** Input for this task follows **

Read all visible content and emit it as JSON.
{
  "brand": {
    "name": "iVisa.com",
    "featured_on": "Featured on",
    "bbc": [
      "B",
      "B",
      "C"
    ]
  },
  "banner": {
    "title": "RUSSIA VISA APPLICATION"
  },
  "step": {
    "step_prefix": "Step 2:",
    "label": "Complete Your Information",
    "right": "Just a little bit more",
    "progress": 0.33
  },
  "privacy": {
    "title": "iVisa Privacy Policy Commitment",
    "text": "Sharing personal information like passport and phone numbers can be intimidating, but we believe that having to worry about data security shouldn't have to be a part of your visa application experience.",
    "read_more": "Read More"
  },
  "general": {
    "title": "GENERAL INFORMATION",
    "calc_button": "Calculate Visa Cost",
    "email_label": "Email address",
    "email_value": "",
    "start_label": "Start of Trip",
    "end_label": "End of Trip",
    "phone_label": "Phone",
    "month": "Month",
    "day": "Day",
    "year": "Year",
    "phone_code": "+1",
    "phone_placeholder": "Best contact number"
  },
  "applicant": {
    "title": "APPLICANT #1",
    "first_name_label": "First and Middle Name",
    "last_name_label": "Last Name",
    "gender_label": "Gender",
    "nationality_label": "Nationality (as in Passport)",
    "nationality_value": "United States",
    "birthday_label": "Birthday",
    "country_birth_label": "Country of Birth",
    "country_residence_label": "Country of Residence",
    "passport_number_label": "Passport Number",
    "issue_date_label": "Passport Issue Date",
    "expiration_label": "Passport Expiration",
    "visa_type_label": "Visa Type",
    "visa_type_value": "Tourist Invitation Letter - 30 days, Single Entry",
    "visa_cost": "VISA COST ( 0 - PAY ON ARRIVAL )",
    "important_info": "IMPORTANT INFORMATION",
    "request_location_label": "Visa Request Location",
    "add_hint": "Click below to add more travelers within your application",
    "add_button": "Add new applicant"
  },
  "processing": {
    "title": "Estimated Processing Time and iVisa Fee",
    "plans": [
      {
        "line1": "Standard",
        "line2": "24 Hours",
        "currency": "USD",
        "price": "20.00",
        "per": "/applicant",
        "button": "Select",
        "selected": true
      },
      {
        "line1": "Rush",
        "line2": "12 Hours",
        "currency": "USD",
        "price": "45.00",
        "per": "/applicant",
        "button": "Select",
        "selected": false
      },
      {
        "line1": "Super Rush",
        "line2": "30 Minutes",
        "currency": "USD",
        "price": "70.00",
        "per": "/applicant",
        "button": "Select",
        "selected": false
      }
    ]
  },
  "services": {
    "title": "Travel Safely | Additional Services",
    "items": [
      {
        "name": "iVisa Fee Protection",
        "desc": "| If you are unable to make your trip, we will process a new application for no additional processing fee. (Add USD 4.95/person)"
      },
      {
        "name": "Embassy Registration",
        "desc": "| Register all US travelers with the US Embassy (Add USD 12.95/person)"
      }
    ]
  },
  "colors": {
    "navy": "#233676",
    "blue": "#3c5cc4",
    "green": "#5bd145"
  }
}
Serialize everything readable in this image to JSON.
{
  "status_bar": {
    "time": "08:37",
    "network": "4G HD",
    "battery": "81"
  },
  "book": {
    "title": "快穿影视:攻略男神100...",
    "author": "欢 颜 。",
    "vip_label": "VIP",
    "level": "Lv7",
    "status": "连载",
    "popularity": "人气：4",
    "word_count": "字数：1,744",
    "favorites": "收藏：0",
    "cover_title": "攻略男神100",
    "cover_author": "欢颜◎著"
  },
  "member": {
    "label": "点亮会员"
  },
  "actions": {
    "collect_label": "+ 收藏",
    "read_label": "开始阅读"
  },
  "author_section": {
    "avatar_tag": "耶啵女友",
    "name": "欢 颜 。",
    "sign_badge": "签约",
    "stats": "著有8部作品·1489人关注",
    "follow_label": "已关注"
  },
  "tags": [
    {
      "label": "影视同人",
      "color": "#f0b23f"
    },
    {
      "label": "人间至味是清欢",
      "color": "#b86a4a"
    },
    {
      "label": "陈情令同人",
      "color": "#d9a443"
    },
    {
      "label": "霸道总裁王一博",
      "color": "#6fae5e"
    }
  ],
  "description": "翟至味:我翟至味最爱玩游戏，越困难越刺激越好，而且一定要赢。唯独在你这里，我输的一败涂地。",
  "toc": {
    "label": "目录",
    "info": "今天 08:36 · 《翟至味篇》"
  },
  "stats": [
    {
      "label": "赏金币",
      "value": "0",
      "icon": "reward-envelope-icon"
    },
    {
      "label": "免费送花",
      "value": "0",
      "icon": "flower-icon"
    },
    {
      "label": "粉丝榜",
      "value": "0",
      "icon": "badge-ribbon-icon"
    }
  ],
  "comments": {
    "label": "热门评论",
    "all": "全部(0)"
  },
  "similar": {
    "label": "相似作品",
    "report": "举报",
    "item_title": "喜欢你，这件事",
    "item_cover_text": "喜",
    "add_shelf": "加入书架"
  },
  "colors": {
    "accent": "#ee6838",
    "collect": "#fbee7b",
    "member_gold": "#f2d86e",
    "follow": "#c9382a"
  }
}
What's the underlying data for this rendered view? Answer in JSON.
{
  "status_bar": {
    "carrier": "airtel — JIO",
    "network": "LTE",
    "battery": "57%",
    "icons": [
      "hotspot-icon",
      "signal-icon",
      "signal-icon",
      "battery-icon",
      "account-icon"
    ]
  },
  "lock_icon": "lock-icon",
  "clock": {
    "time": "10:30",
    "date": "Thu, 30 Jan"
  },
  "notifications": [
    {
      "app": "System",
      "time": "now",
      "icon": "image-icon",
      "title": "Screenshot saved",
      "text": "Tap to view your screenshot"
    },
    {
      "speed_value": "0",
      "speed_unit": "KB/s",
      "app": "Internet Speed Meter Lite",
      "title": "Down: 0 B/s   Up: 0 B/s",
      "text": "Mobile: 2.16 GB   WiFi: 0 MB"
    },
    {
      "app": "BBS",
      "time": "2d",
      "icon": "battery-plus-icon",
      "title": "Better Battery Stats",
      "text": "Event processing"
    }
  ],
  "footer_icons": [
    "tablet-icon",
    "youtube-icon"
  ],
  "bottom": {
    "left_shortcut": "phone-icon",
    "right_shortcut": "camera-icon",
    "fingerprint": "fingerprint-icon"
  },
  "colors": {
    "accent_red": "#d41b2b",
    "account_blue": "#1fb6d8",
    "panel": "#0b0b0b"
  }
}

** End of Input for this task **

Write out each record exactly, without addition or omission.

Read all visible content and emit it as JSON.
{
  "brand": {
    "name": "iVisa.com",
    "featured_on": "Featured on",
    "bbc": [
      "B",
      "B",
      "C"
    ]
  },
  "banner": {
    "title": "RUSSIA VISA APPLICATION"
  },
  "step": {
    "step_prefix": "Step 2:",
    "label": "Complete Your Information",
    "right": "Just a little bit more",
    "progress": 0.33
  },
  "privacy": {
    "title": "iVisa Privacy Policy Commitment",
    "text": "Sharing personal information like passport and phone numbers can be intimidating, but we believe that having to worry about data security shouldn't have to be a part of your visa application experience.",
    "read_more": "Read More"
  },
  "general": {
    "title": "GENERAL INFORMATION",
    "calc_button": "Calculate Visa Cost",
    "email_label": "Email address",
    "email_value": "",
    "start_label": "Start of Trip",
    "end_label": "End of Trip",
    "phone_label": "Phone",
    "month": "Month",
    "day": "Day",
    "year": "Year",
    "phone_code": "+1",
    "phone_placeholder": "Best contact number"
  },
  "applicant": {
    "title": "APPLICANT #1",
    "first_name_label": "First and Middle Name",
    "last_name_label": "Last Name",
    "gender_label": "Gender",
    "nationality_label": "Nationality (as in Passport)",
    "nationality_value": "United States",
    "birthday_label": "Birthday",
    "country_birth_label": "Country of Birth",
    "country_residence_label": "Country of Residence",
    "passport_number_label": "Passport Number",
    "issue_date_label": "Passport Issue Date",
    "expiration_label": "Passport Expiration",
    "visa_type_label": "Visa Type",
    "visa_type_value": "Tourist Invitation Letter - 30 days, Single Entry",
    "visa_cost": "VISA COST ( 0 - PAY ON ARRIVAL )",
    "important_info": "IMPORTANT INFORMATION",
    "request_location_label": "Visa Request Location",
    "add_hint": "Click below to add more travelers within your application",
    "add_button": "Add new applicant"
  },
  "processing": {
    "title": "Estimated Processing Time and iVisa Fee",
    "plans": [
      {
        "line1": "Standard",
        "line2": "24 Hours",
        "currency": "USD",
        "price": "20.00",
        "per": "/applicant",
        "button": "Select",
        "selected": true
      },
      {
        "line1": "Rush",
        "line2": "12 Hours",
        "currency": "USD",
        "price": "45.00",
        "per": "/applicant",
        "button": "Select",
        "selected": false
      },
      {
        "line1": "Super Rush",
        "line2": "30 Minutes",
        "currency": "USD",
        "price": "70.00",
        "per": "/applicant",
        "button": "Select",
        "selected": false
      }
    ]
  },
  "services": {
    "title": "Travel Safely | Additional Services",
    "items": [
      {
        "name": "iVisa Fee Protection",
        "desc": "| If you are unable to make your trip, we will process a new application for no additional processing fee. (Add USD 4.95/person)"
      },
      {
        "name": "Embassy Registration",
        "desc": "| Register all US travelers with the US Embassy (Add USD 12.95/person)"
      }
    ]
  },
  "colors": {
    "navy": "#233676",
    "blue": "#3c5cc4",
    "green": "#5bd145"
  }
}
Serialize everything readable in this image to JSON.
{
  "status_bar": {
    "time": "08:37",
    "network": "4G HD",
    "battery": "81"
  },
  "book": {
    "title": "快穿影视:攻略男神100...",
    "author": "欢 颜 。",
    "vip_label": "VIP",
    "level": "Lv7",
    "status": "连载",
    "popularity": "人气：4",
    "word_count": "字数：1,744",
    "favorites": "收藏：0",
    "cover_title": "攻略男神100",
    "cover_author": "欢颜◎著"
  },
  "member": {
    "label": "点亮会员"
  },
  "actions": {
    "collect_label": "+ 收藏",
    "read_label": "开始阅读"
  },
  "author_section": {
    "avatar_tag": "耶啵女友",
    "name": "欢 颜 。",
    "sign_badge": "签约",
    "stats": "著有8部作品·1489人关注",
    "follow_label": "已关注"
  },
  "tags": [
    {
      "label": "影视同人",
      "color": "#f0b23f"
    },
    {
      "label": "人间至味是清欢",
      "color": "#b86a4a"
    },
    {
      "label": "陈情令同人",
      "color": "#d9a443"
    },
    {
      "label": "霸道总裁王一博",
      "color": "#6fae5e"
    }
  ],
  "description": "翟至味:我翟至味最爱玩游戏，越困难越刺激越好，而且一定要赢。唯独在你这里，我输的一败涂地。",
  "toc": {
    "label": "目录",
    "info": "今天 08:36 · 《翟至味篇》"
  },
  "stats": [
    {
      "label": "赏金币",
      "value": "0",
      "icon": "reward-envelope-icon"
    },
    {
      "label": "免费送花",
      "value": "0",
      "icon": "flower-icon"
    },
    {
      "label": "粉丝榜",
      "value": "0",
      "icon": "badge-ribbon-icon"
    }
  ],
  "comments": {
    "label": "热门评论",
    "all": "全部(0)"
  },
  "similar": {
    "label": "相似作品",
    "report": "举报",
    "item_title": "喜欢你，这件事",
    "item_cover_text": "喜",
    "add_shelf": "加入书架"
  },
  "colors": {
    "accent": "#ee6838",
    "collect": "#fbee7b",
    "member_gold": "#f2d86e",
    "follow": "#c9382a"
  }
}
What's the underlying data for this rendered view? Answer in JSON.
{
  "status_bar": {
    "carrier": "airtel — JIO",
    "network": "LTE",
    "battery": "57%",
    "icons": [
      "hotspot-icon",
      "signal-icon",
      "signal-icon",
      "battery-icon",
      "account-icon"
    ]
  },
  "lock_icon": "lock-icon",
  "clock": {
    "time": "10:30",
    "date": "Thu, 30 Jan"
  },
  "notifications": [
    {
      "app": "System",
      "time": "now",
      "icon": "image-icon",
      "title": "Screenshot saved",
      "text": "Tap to view your screenshot"
    },
    {
      "speed_value": "0",
      "speed_unit": "KB/s",
      "app": "Internet Speed Meter Lite",
      "title": "Down: 0 B/s   Up: 0 B/s",
      "text": "Mobile: 2.16 GB   WiFi: 0 MB"
    },
    {
      "app": "BBS",
      "time": "2d",
      "icon": "battery-plus-icon",
      "title": "Better Battery Stats",
      "text": "Event processing"
    }
  ],
  "footer_icons": [
    "tablet-icon",
    "youtube-icon"
  ],
  "bottom": {
    "left_shortcut": "phone-icon",
    "right_shortcut": "camera-icon",
    "fingerprint": "fingerprint-icon"
  },
  "colors": {
    "accent_red": "#d41b2b",
    "account_blue": "#1fb6d8",
    "panel": "#0b0b0b"
  }
}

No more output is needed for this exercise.